Eel RiverNovember 4, 2014
Reviving the social, cultural and spiritual relationship with Eel River
It will take years to undo the cultural and ecological impact of a dam that was installed in 1963 on Eel River, just above the Eel River Bar First Nation in northeastern New Brunswick. The dam was installed to provide water for industry in the nearby area of Dalhousie, but it resulted in marked changes to the character of the river and its associated ecological community. It limited the passage of fish upstream and caused deterioration of natural resources within the Eel River watershed.

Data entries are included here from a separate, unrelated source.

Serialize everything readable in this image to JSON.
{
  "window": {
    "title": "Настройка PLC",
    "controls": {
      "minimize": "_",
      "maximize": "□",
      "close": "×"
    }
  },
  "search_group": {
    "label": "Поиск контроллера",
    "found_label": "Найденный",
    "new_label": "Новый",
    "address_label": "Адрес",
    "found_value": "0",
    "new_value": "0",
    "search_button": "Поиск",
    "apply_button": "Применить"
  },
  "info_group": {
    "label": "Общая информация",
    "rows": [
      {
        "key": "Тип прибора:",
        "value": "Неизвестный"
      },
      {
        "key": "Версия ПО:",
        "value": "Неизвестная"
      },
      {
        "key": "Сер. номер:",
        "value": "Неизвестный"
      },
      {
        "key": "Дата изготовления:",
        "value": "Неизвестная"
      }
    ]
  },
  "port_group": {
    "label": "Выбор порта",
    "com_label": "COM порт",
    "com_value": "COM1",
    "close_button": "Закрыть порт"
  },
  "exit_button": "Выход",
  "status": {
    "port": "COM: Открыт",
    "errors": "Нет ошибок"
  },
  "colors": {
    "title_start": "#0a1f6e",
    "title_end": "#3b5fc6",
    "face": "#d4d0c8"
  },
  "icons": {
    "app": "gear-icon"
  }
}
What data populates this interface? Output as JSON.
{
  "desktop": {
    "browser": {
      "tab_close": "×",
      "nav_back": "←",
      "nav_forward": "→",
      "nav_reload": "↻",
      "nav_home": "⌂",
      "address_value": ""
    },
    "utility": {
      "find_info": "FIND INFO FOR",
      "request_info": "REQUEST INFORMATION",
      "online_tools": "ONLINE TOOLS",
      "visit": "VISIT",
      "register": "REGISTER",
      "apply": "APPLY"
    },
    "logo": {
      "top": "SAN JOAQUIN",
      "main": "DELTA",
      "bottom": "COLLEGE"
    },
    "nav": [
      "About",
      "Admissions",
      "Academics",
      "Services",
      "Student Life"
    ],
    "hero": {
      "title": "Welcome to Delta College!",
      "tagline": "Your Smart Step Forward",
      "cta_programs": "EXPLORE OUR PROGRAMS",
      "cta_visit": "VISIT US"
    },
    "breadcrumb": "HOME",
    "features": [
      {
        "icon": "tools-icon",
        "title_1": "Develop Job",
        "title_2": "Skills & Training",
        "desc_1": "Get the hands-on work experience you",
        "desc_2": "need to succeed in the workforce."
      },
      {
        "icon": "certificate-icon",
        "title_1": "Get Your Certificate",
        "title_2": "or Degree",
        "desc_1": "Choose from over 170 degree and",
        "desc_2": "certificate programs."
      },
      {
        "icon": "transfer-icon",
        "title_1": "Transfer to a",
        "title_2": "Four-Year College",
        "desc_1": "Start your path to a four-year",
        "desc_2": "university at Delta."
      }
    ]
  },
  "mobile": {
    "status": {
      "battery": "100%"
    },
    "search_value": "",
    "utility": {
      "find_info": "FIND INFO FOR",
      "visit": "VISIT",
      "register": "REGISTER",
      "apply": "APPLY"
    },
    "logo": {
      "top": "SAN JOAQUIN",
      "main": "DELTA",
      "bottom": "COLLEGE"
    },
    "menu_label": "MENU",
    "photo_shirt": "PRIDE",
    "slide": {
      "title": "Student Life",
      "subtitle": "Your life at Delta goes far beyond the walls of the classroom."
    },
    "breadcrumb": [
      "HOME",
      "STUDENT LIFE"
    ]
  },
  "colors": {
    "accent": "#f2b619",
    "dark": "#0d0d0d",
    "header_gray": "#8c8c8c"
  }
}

“In the First Nation community, the dam had a human impact, changing a way of life that was rooted in the Eel River—its resources and its surroundings. Removal of the dam in 2010 has spurred hope that the river can once again become a positive, steadying influence on the area,” says Wenona LaBillois, Fishery Coordinator Assistant with Eel River Bar First Nation.

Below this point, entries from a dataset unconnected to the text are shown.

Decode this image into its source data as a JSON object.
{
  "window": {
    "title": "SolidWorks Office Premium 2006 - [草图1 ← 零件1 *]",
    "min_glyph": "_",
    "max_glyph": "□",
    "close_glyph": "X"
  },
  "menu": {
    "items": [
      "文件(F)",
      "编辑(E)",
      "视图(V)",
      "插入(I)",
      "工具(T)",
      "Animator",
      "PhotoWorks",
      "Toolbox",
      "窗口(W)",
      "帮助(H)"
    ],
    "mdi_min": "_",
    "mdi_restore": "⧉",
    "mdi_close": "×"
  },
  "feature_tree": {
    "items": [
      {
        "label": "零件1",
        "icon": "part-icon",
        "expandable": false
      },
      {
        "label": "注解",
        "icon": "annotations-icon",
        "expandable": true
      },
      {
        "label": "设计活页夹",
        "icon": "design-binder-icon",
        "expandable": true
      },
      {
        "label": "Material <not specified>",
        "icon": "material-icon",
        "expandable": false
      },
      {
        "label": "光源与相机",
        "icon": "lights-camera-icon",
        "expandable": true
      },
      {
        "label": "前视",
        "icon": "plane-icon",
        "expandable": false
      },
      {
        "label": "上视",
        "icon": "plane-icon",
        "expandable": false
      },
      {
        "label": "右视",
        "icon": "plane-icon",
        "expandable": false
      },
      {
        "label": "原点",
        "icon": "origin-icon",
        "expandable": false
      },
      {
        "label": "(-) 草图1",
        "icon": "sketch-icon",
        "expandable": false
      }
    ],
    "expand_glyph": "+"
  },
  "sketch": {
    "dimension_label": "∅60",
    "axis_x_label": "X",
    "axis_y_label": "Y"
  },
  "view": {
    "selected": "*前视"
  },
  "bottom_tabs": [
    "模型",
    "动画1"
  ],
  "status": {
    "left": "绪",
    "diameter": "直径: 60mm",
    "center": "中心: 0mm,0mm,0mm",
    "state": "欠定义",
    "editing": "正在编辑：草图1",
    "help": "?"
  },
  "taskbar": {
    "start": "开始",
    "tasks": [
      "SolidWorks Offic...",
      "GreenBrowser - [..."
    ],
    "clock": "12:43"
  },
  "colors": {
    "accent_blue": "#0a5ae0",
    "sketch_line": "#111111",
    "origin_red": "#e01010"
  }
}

A Steering Committee of stakeholders oversaw the work of decommissioning the dam. Then with an eye to the future, an Aquatic Sub-Committee (ASC) was set up to seek support and funding for a recovery project that would include improving clam population and habitat upstream and downstream of the former Eel River dam. Members of the Eel River Bar First Nations were hired, and a recovery team was developed.Since 2011, the Atlantic Salmon Conservation Foundation provided $34,300 for the recovery project.
The recovery team gained valuable field skills, thanks to the support of other stakeholders. “Our team went through training from the University of New Brunswick for electrofishing, then we went out with the Department of Natural Resources to survey some sites with them until the team was comfortable on its own,” says LaBillois. “The Charlo Fish Hachery provided training on how to operate a counting fence and recognize salmon redds. Watershed Technologies also helped with training and expert advice.”
After training, the recovery team was able to complete a number of tasks, including: a data baseline on soft shell clams; an obstruction survey; a habitat survey; and a redd count survey. A counting fence also was successfully installed last year, and 80 salmon were counted between September and November.
“For the First Nation community, a lot of the teachings and way of life were linked to the river,” says LaBillois. “It wasn’t just a resource; it was a connection. The hope is that the workshop will revive that awareness of traditional values and respect for the river and its resources—the social, cultural and spiritual relationship we once had with the watershed.”
The river’s restoration is expected to take at least a decade.